What to produce: Scan the entries below, and for each line that includes the word "glyph", make a copy.

==== Record set ====

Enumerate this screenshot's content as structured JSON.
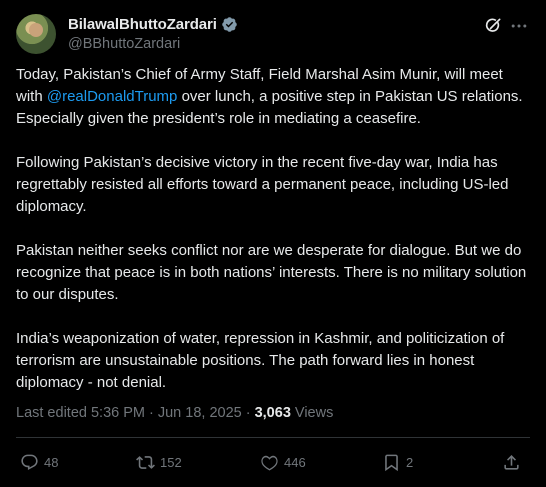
{
  "author": {
    "display_name": "BilawalBhuttoZardari",
    "handle": "@BBhuttoZardari"
  },
  "tweet": {
    "p1_before": "Today, Pakistan’s Chief of Army Staff, Field Marshal Asim Munir, will meet with ",
    "p1_mention": "@realDonaldTrump",
    "p1_after": " over lunch, a positive step in Pakistan US relations. Especially given the president’s role in mediating a ceasefire.",
    "p2": "Following Pakistan’s decisive victory in the recent five-day war, India has regrettably resisted all efforts toward a permanent peace,  including US-led diplomacy.",
    "p3": "Pakistan neither seeks conflict nor are we desperate for dialogue. But we do recognize that peace is in both nations’ interests. There is no military solution to our disputes.",
    "p4": "India’s weaponization of water, repression in Kashmir, and politicization of terrorism are unsustainable positions. The path forward lies in honest diplomacy - not denial."
  },
  "meta": {
    "edited": "Last edited 5:36 PM · Jun 18, 2025 · ",
    "views_count": "3,063",
    "views_label": " Views"
  },
  "actions": {
    "replies": "48",
    "reposts": "152",
    "likes": "446",
    "bookmarks": "2"
  },
  "colors": {
    "background": "#000000",
    "text": "#e7e9ea",
    "secondary": "#71767b",
    "link": "#1d9bf0",
    "divider": "#2f3336"
  },
  "icons": [
    "verified-badge-icon",
    "grok-icon",
    "more-icon",
    "reply-icon",
    "repost-icon",
    "like-icon",
    "bookmark-icon",
    "share-icon"
  ]
}
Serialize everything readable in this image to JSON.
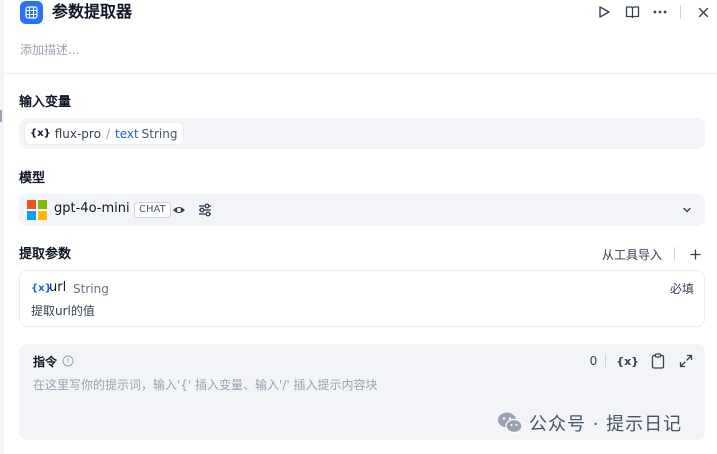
{
  "header": {
    "title": "参数提取器",
    "run_icon": "play-icon",
    "doc_icon": "book-icon",
    "more_icon": "more-icon",
    "close_icon": "close-icon"
  },
  "description": {
    "placeholder": "添加描述..."
  },
  "input_vars": {
    "label": "输入变量",
    "chip": {
      "var_symbol": "{x}",
      "node": "flux-pro",
      "separator": "/",
      "name": "text",
      "type": "String"
    }
  },
  "model": {
    "label": "模型",
    "name": "gpt-4o-mini",
    "badge": "CHAT",
    "provider_icon": "microsoft-logo-icon",
    "colors": {
      "red": "#f25022",
      "green": "#7fba00",
      "blue": "#00a4ef",
      "yellow": "#ffb900"
    }
  },
  "extract": {
    "label": "提取参数",
    "import_label": "从工具导入",
    "params": [
      {
        "var_symbol": "{x}",
        "name": "url",
        "type": "String",
        "required": "必填",
        "description": "提取url的值"
      }
    ]
  },
  "instruction": {
    "label": "指令",
    "placeholder": "在这里写你的提示词，输入'{' 插入变量、输入'/' 插入提示内容块",
    "count": "0",
    "var_tool": "{x}"
  },
  "watermark": {
    "text": "公众号 · 提示日记"
  },
  "colors": {
    "accent": "#2970ff",
    "link": "#155eef"
  }
}
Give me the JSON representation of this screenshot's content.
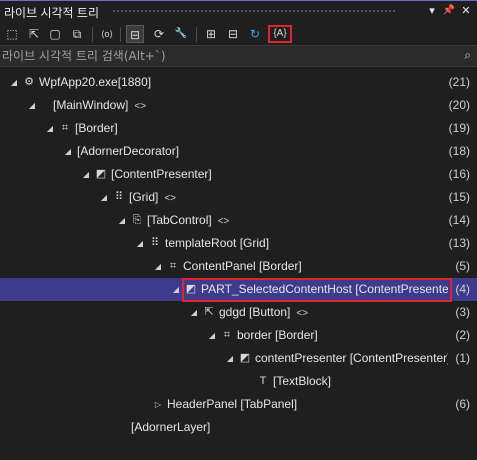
{
  "window": {
    "title": "라이브 시각적 트리",
    "pin": "▾",
    "pin2": "📌",
    "close": "✕"
  },
  "toolbar": {
    "items": [
      {
        "name": "select-element-icon",
        "glyph": "⬚"
      },
      {
        "name": "select-pointer-icon",
        "glyph": "⇱"
      },
      {
        "name": "display-layout-adorner-icon",
        "glyph": "▢"
      },
      {
        "name": "track-focus-icon",
        "glyph": "⧉"
      },
      {
        "name": "show-runtime-tools-icon",
        "glyph": "⟨o⟩"
      },
      {
        "name": "hot-reload-icon",
        "glyph": "⊟"
      },
      {
        "name": "refresh-icon",
        "glyph": "⟳"
      },
      {
        "name": "wrench-icon",
        "glyph": "🔧"
      },
      {
        "name": "expand-all-icon",
        "glyph": "⊞"
      },
      {
        "name": "collapse-all-icon",
        "glyph": "⊟"
      },
      {
        "name": "sync-icon",
        "glyph": "↻"
      },
      {
        "name": "show-properties-icon",
        "glyph": "{A}"
      }
    ]
  },
  "search": {
    "placeholder": "라이브 시각적 트리 검색(Alt+`)"
  },
  "tree": [
    {
      "depth": 0,
      "arrow": "◢",
      "icon": "⚙",
      "label": "WpfApp20.exe[1880]",
      "count": "(21)",
      "preview": false
    },
    {
      "depth": 1,
      "arrow": "◢",
      "icon": "",
      "label": "[MainWindow]",
      "count": "(20)",
      "preview": true
    },
    {
      "depth": 2,
      "arrow": "◢",
      "icon": "⌗",
      "label": "[Border]",
      "count": "(19)",
      "preview": false
    },
    {
      "depth": 3,
      "arrow": "◢",
      "icon": "",
      "label": "[AdornerDecorator]",
      "count": "(18)",
      "preview": false
    },
    {
      "depth": 4,
      "arrow": "◢",
      "icon": "◩",
      "label": "[ContentPresenter]",
      "count": "(16)",
      "preview": false
    },
    {
      "depth": 5,
      "arrow": "◢",
      "icon": "⠿",
      "label": "[Grid]",
      "count": "(15)",
      "preview": true
    },
    {
      "depth": 6,
      "arrow": "◢",
      "icon": "⎘",
      "label": "[TabControl]",
      "count": "(14)",
      "preview": true
    },
    {
      "depth": 7,
      "arrow": "◢",
      "icon": "⠿",
      "label": "templateRoot [Grid]",
      "count": "(13)",
      "preview": false
    },
    {
      "depth": 8,
      "arrow": "◢",
      "icon": "⌗",
      "label": "ContentPanel [Border]",
      "count": "(5)",
      "preview": false
    },
    {
      "depth": 9,
      "arrow": "◢",
      "icon": "◩",
      "label": "PART_SelectedContentHost [ContentPresenter]",
      "count": "(4)",
      "preview": false,
      "selected": true
    },
    {
      "depth": 10,
      "arrow": "◢",
      "icon": "⇱",
      "label": "gdgd [Button]",
      "count": "(3)",
      "preview": true
    },
    {
      "depth": 11,
      "arrow": "◢",
      "icon": "⌗",
      "label": "border [Border]",
      "count": "(2)",
      "preview": false
    },
    {
      "depth": 12,
      "arrow": "◢",
      "icon": "◩",
      "label": "contentPresenter [ContentPresenter]",
      "count": "(1)",
      "preview": false
    },
    {
      "depth": 13,
      "arrow": "",
      "icon": "T",
      "label": "[TextBlock]",
      "count": "",
      "preview": false
    },
    {
      "depth": 8,
      "arrow": "▷",
      "icon": "",
      "label": "HeaderPanel [TabPanel]",
      "count": "(6)",
      "preview": false
    },
    {
      "depth": 6,
      "arrow": "",
      "icon": "",
      "label": "[AdornerLayer]",
      "count": "",
      "preview": false
    }
  ]
}
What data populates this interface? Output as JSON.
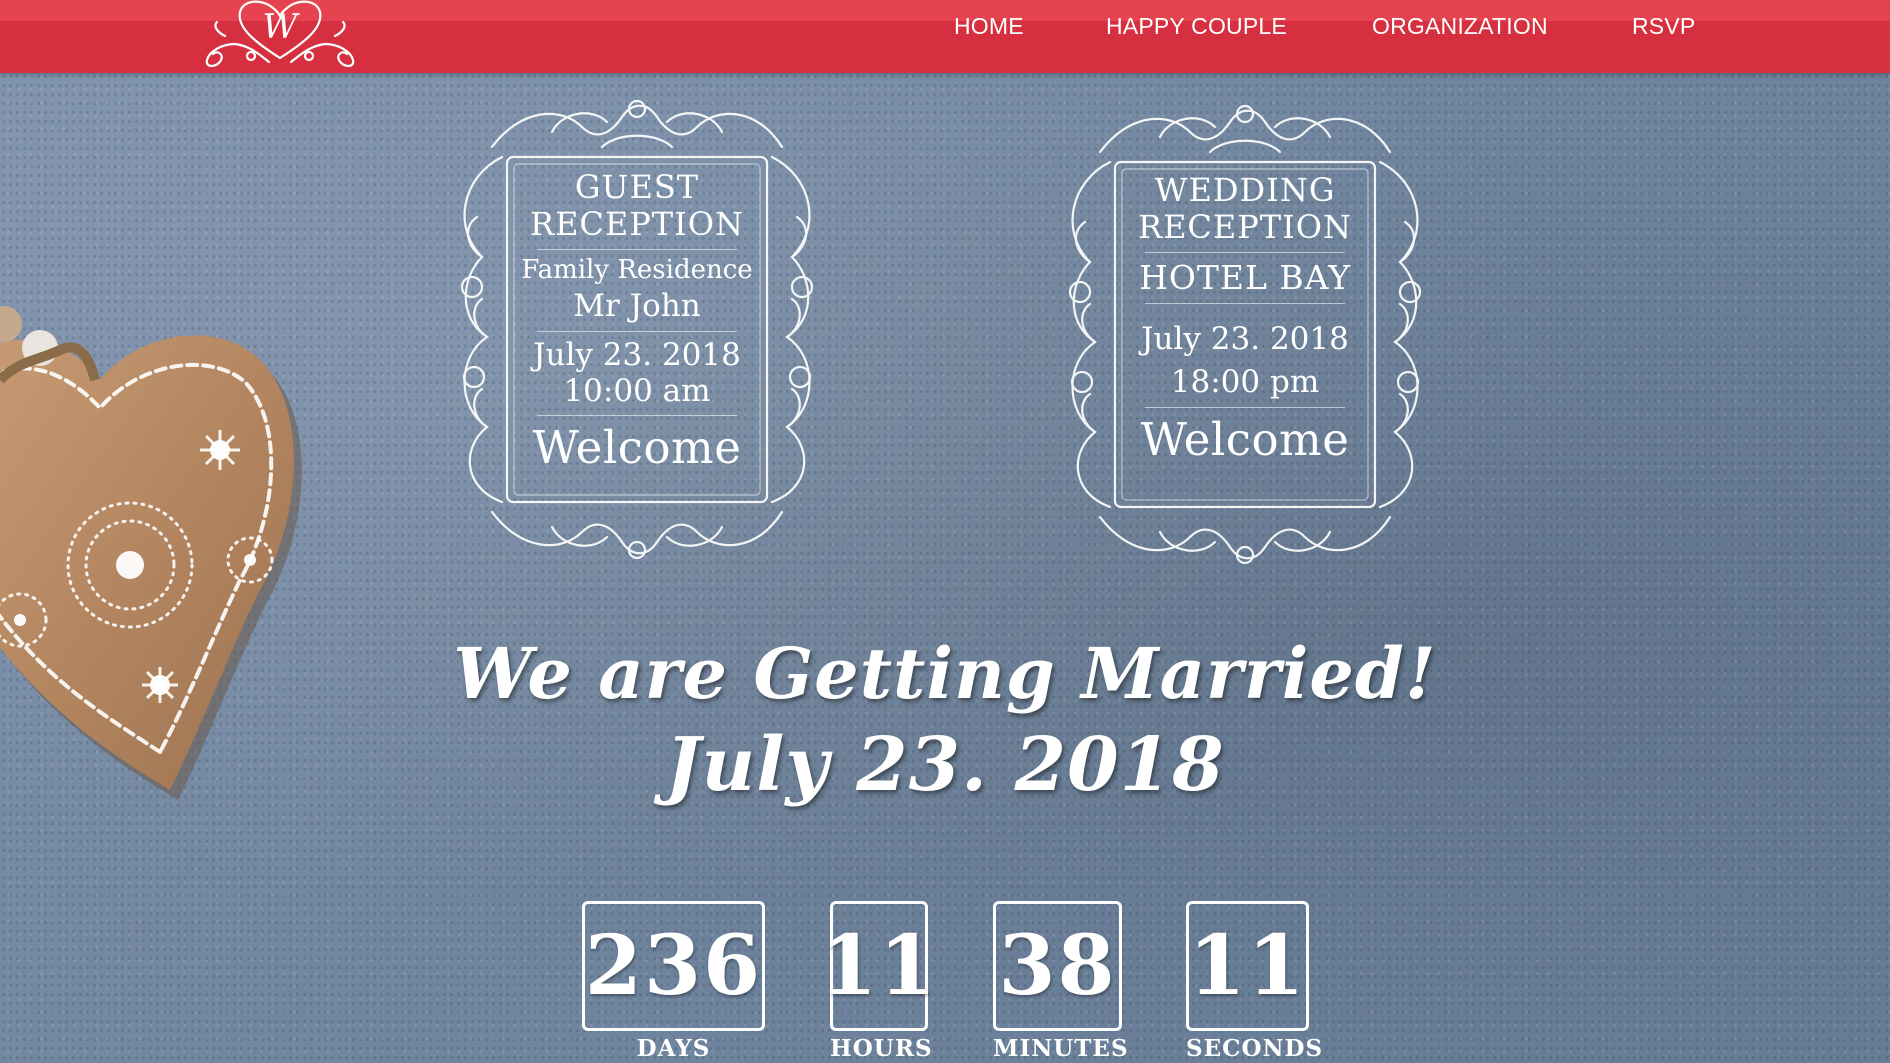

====

Response to this exercise:
        "glyph": "⬚"
        "glyph": "⇱"
        "glyph": "▢"
        "glyph": "⧉"
        "glyph": "⟨o⟩"
        "glyph": "⊟"
        "glyph": "⟳"
        "glyph": "🔧"
        "glyph": "⊞"
        "glyph": "⊟"
        "glyph": "↻"
        "glyph": "{A}"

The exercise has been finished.